George Padmore Institute

Sarah from the George Padmore Institute offered an informative session about the archives, how they are stored, used and donated. She shared a number of relevant documents that were inspiring ideas for our design work. We really enjoyed the design element of the practical workshop where we had to create a political slogan for a T-Shirt based upon some of the slogans we found in the documents relating to the New Cross fire demonstration.

13 Dead Nothing Said

The visit to 13 Dead Nothing Said at Goldsmiths University of London was also a first for most of us. We made links between the political figures we came across at George Padmore such as Darcus Howe, who's funeral procession took place on Railton Road and Linton Kwesi Johnson who popped in whilst we were there.  They were both key figures involved in the New Cross fire demonstration. Interesting questions were asked about the images they saw such as; “Why did white people march during the Black Peoples Demonstration?” “Would people march if that happened to one of us today?”

The Cinema Museum

The Cinema Museum gave us a different perspective of London during the mid 1900’s. We focused on the cinema at 222 Railton Road as one of the early silent film spots. We learnt of the history of local resident Charlie Chaplin who may have been a frequent visitor to the area.

National Archives

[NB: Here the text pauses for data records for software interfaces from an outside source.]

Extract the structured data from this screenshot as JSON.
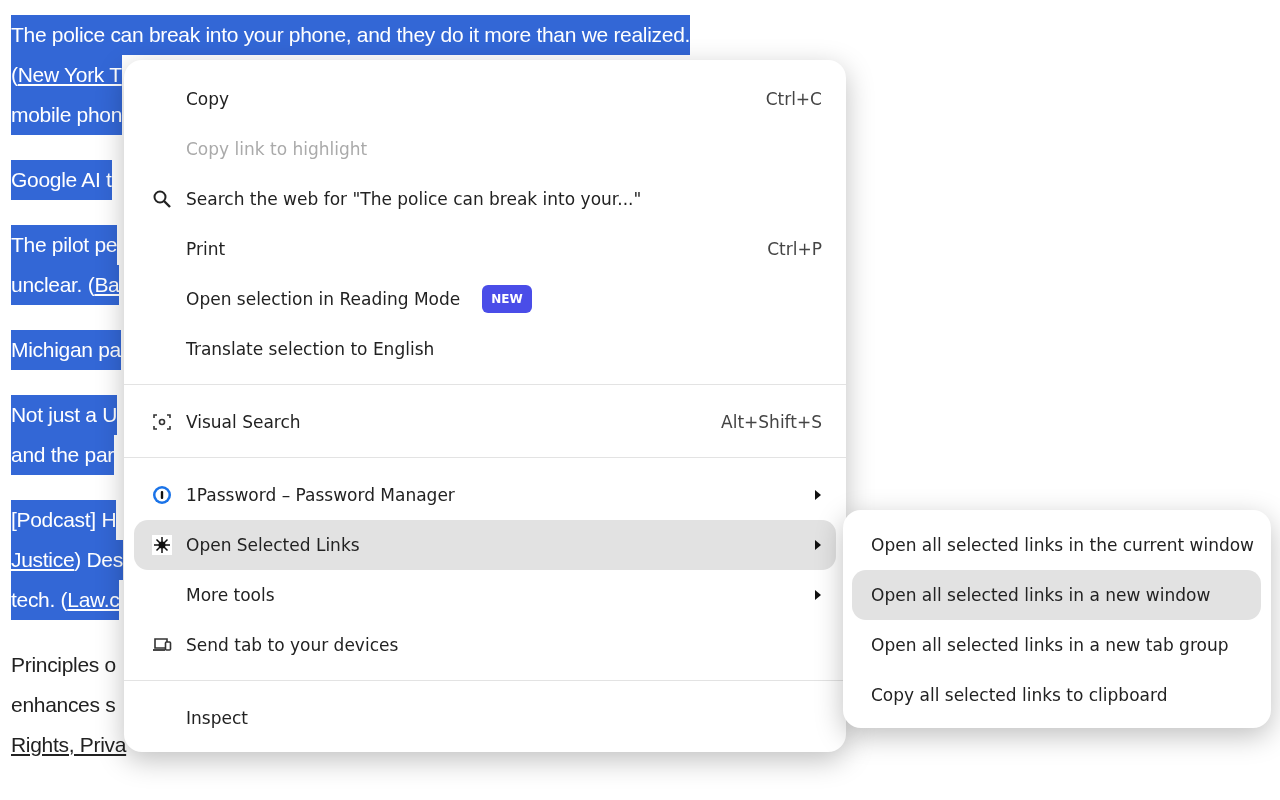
{
  "article": {
    "paragraphs": [
      {
        "selected": true,
        "lines": [
          [
            {
              "text": "The police can break into your phone, and they do it more than we realized.",
              "link": false
            }
          ],
          [
            {
              "text": "(",
              "link": false
            },
            {
              "text": "New York T",
              "link": true
            }
          ],
          [
            {
              "text": "mobile phon",
              "link": false
            }
          ]
        ]
      },
      {
        "selected": true,
        "lines": [
          [
            {
              "text": "Google AI t",
              "link": false
            }
          ]
        ]
      },
      {
        "selected": true,
        "lines": [
          [
            {
              "text": "The pilot pe",
              "link": false
            }
          ],
          [
            {
              "text": "unclear. (",
              "link": false
            },
            {
              "text": "Ba",
              "link": true
            }
          ]
        ]
      },
      {
        "selected": true,
        "lines": [
          [
            {
              "text": "Michigan pa",
              "link": false
            }
          ]
        ]
      },
      {
        "selected": true,
        "lines": [
          [
            {
              "text": "Not just a U",
              "link": false
            }
          ],
          [
            {
              "text": "and the par",
              "link": false
            }
          ]
        ]
      },
      {
        "selected": true,
        "lines": [
          [
            {
              "text": "[Podcast] H",
              "link": false
            }
          ],
          [
            {
              "text": "Justice",
              "link": true
            },
            {
              "text": ") Des",
              "link": false
            }
          ],
          [
            {
              "text": "tech. (",
              "link": false
            },
            {
              "text": "Law.c",
              "link": true
            }
          ]
        ]
      },
      {
        "selected": false,
        "lines": [
          [
            {
              "text": "Principles o",
              "link": false
            }
          ],
          [
            {
              "text": "enhances s",
              "link": false
            }
          ],
          [
            {
              "text": "Rights, Priva",
              "link": true
            }
          ]
        ]
      }
    ]
  },
  "context_menu": {
    "items": [
      {
        "kind": "item",
        "label": "Copy",
        "shortcut": "Ctrl+C",
        "disabled": false,
        "selected": false
      },
      {
        "kind": "item",
        "label": "Copy link to highlight",
        "disabled": true,
        "selected": false
      },
      {
        "kind": "item",
        "label": "Search the web for \"The police can break into your...\"",
        "disabled": false,
        "selected": false
      },
      {
        "kind": "item",
        "label": "Print",
        "shortcut": "Ctrl+P",
        "disabled": false,
        "selected": false
      },
      {
        "kind": "item",
        "label": "Open selection in Reading Mode",
        "badge": "NEW",
        "disabled": false,
        "selected": false
      },
      {
        "kind": "item",
        "label": "Translate selection to English",
        "disabled": false,
        "selected": false
      },
      {
        "kind": "separator"
      },
      {
        "kind": "item",
        "label": "Visual Search",
        "shortcut": "Alt+Shift+S",
        "disabled": false,
        "selected": false
      },
      {
        "kind": "separator"
      },
      {
        "kind": "item",
        "label": "1Password – Password Manager",
        "submenu": true,
        "disabled": false,
        "selected": false
      },
      {
        "kind": "item",
        "label": "Open Selected Links",
        "submenu": true,
        "disabled": false,
        "selected": true
      },
      {
        "kind": "item",
        "label": "More tools",
        "submenu": true,
        "disabled": false,
        "selected": false
      },
      {
        "kind": "item",
        "label": "Send tab to your devices",
        "disabled": false,
        "selected": false
      },
      {
        "kind": "separator"
      },
      {
        "kind": "item",
        "label": "Inspect",
        "disabled": false,
        "selected": false
      }
    ]
  },
  "submenu": {
    "items": [
      {
        "label": "Open all selected links in the current window",
        "selected": false
      },
      {
        "label": "Open all selected links in a new window",
        "selected": true
      },
      {
        "label": "Open all selected links in a new tab group",
        "selected": false
      },
      {
        "label": "Copy all selected links to clipboard",
        "selected": false
      }
    ]
  }
}
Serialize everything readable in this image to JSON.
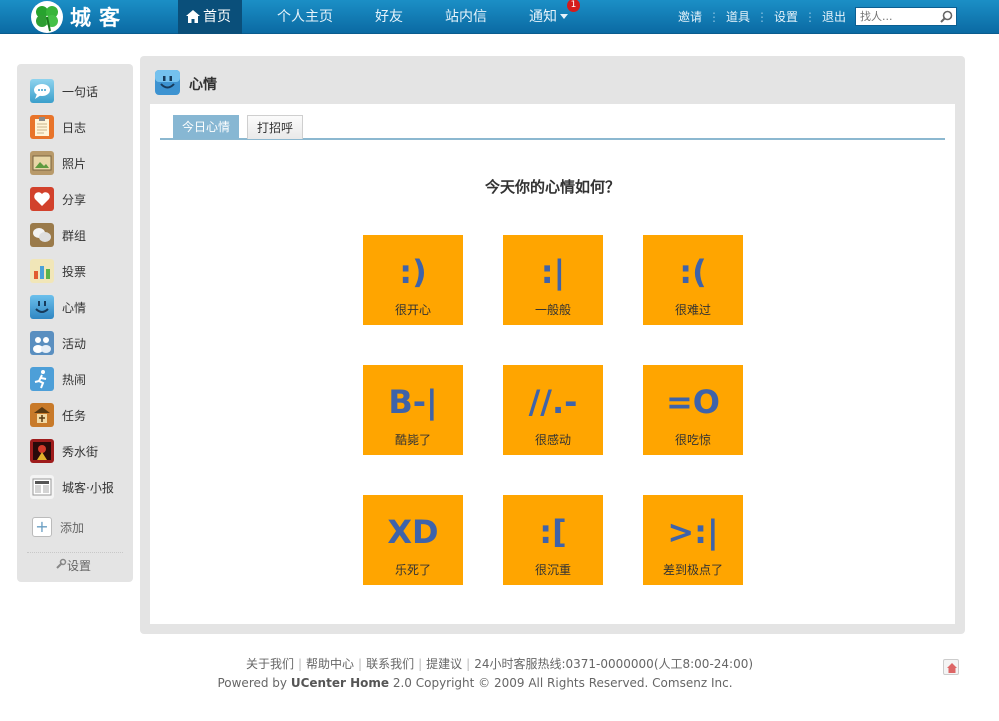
{
  "brand": {
    "logo_text": "城客"
  },
  "nav": {
    "home": "首页",
    "profile": "个人主页",
    "friends": "好友",
    "messages": "站内信",
    "notify": "通知",
    "notify_count": "1"
  },
  "toplinks": {
    "invite": "邀请",
    "tools": "道具",
    "settings": "设置",
    "logout": "退出"
  },
  "search": {
    "placeholder": "找人..."
  },
  "sidebar": {
    "items": [
      {
        "label": "一句话",
        "icon": "speech-bubble-icon"
      },
      {
        "label": "日志",
        "icon": "notepad-icon"
      },
      {
        "label": "照片",
        "icon": "photo-icon"
      },
      {
        "label": "分享",
        "icon": "heart-icon"
      },
      {
        "label": "群组",
        "icon": "group-icon"
      },
      {
        "label": "投票",
        "icon": "bar-chart-icon"
      },
      {
        "label": "心情",
        "icon": "smiley-icon"
      },
      {
        "label": "活动",
        "icon": "people-icon"
      },
      {
        "label": "热闹",
        "icon": "runner-icon"
      },
      {
        "label": "任务",
        "icon": "task-icon"
      },
      {
        "label": "秀水街",
        "icon": "shop-icon"
      },
      {
        "label": "城客·小报",
        "icon": "newspaper-icon"
      }
    ],
    "add_label": "添加",
    "settings_label": "设置"
  },
  "panel": {
    "title": "心情",
    "tabs": [
      "今日心情",
      "打招呼"
    ],
    "question": "今天你的心情如何？",
    "moods": [
      {
        "face": ":)",
        "label": "很开心"
      },
      {
        "face": ":|",
        "label": "一般般"
      },
      {
        "face": ":(",
        "label": "很难过"
      },
      {
        "face": "B-|",
        "label": "酷毙了"
      },
      {
        "face": "//.-",
        "label": "很感动"
      },
      {
        "face": "=O",
        "label": "很吃惊"
      },
      {
        "face": "XD",
        "label": "乐死了"
      },
      {
        "face": ":[",
        "label": "很沉重"
      },
      {
        "face": ">:|",
        "label": "差到极点了"
      }
    ]
  },
  "footer": {
    "links": [
      "关于我们",
      "帮助中心",
      "联系我们",
      "提建议",
      "24小时客服热线:0371-0000000(人工8:00-24:00)"
    ],
    "powered_prefix": "Powered by",
    "powered_brand": "UCenter Home",
    "powered_suffix": "2.0 Copyright © 2009 All Rights Reserved. Comsenz Inc."
  },
  "colors": {
    "topbar": "#1182bd",
    "mood_tile": "#ffa500",
    "mood_face": "#3e63aa",
    "tab_active": "#87b7d3"
  }
}
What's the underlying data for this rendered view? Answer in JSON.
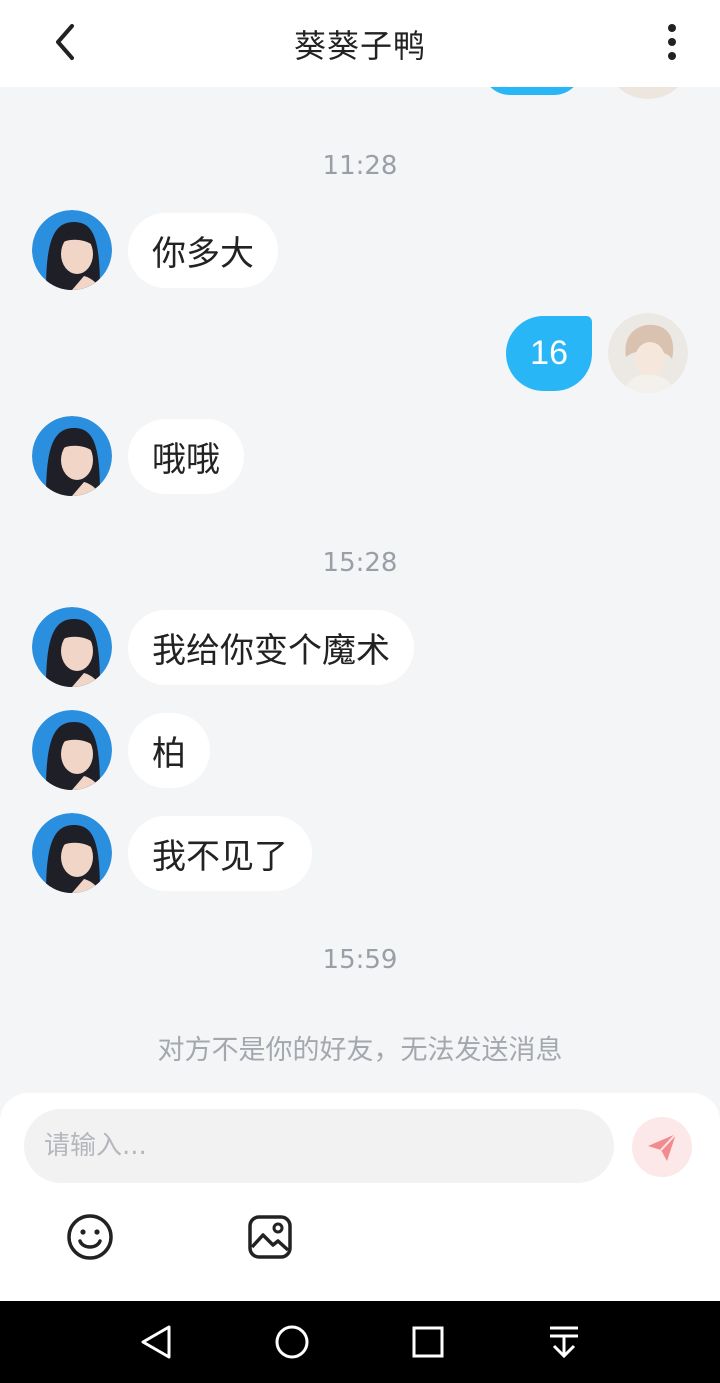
{
  "header": {
    "title": "葵葵子鸭"
  },
  "messages": [
    {
      "timestamp": "11:28"
    },
    {
      "side": "left",
      "text": "你多大"
    },
    {
      "side": "right",
      "text": "16"
    },
    {
      "side": "left",
      "text": "哦哦"
    },
    {
      "timestamp": "15:28"
    },
    {
      "side": "left",
      "text": "我给你变个魔术"
    },
    {
      "side": "left",
      "text": "柏"
    },
    {
      "side": "left",
      "text": "我不见了"
    },
    {
      "timestamp": "15:59"
    }
  ],
  "ts1": "11:28",
  "ts2": "15:28",
  "ts3": "15:59",
  "msg1": "你多大",
  "msg2": "16",
  "msg3": "哦哦",
  "msg4": "我给你变个魔术",
  "msg5": "柏",
  "msg6": "我不见了",
  "notice": "对方不是你的好友，无法发送消息",
  "input": {
    "placeholder": "请输入...",
    "value": ""
  },
  "icons": {
    "back": "back-arrow-icon",
    "more": "more-vertical-icon",
    "send": "send-paper-plane-icon",
    "emoji": "emoji-smile-icon",
    "image": "image-icon",
    "nav_back": "nav-back-icon",
    "nav_home": "nav-home-icon",
    "nav_recent": "nav-recent-icon",
    "nav_menu": "nav-dropdown-icon"
  },
  "colors": {
    "accent": "#29b6f6",
    "send_bg": "#fde8e9",
    "send_icon": "#f28b8e"
  }
}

Thanks to Sandra Shakespear, visiting the National Archives was so much fun. Firstly, we didn't think it was going to be as big as it was. All the other archives were tiny in comparison! We first had time to look at the exhibition display, where we learnt of old top secret spy documents, saw drawings of pre-colonial Africa and much more cool and interesting stories. We then had a grand tour of the National Archives, going though the storage spaces (massive), looking at maps, learning that it's possible to trace your family history. We then did a workshop with Decolonising the Archives, they helped us to re-interpret the archives that NG had that linked to Railton road. We re-enacted a letter from Rastafarian Naphtali to Lord Scarmen, wrote a poem based on a letter written by Olive Morris, touched the beautiful handwriting of Winnifred Atwell and created narratives for a person who had submitted a salt spoon spreader design to copyright and more.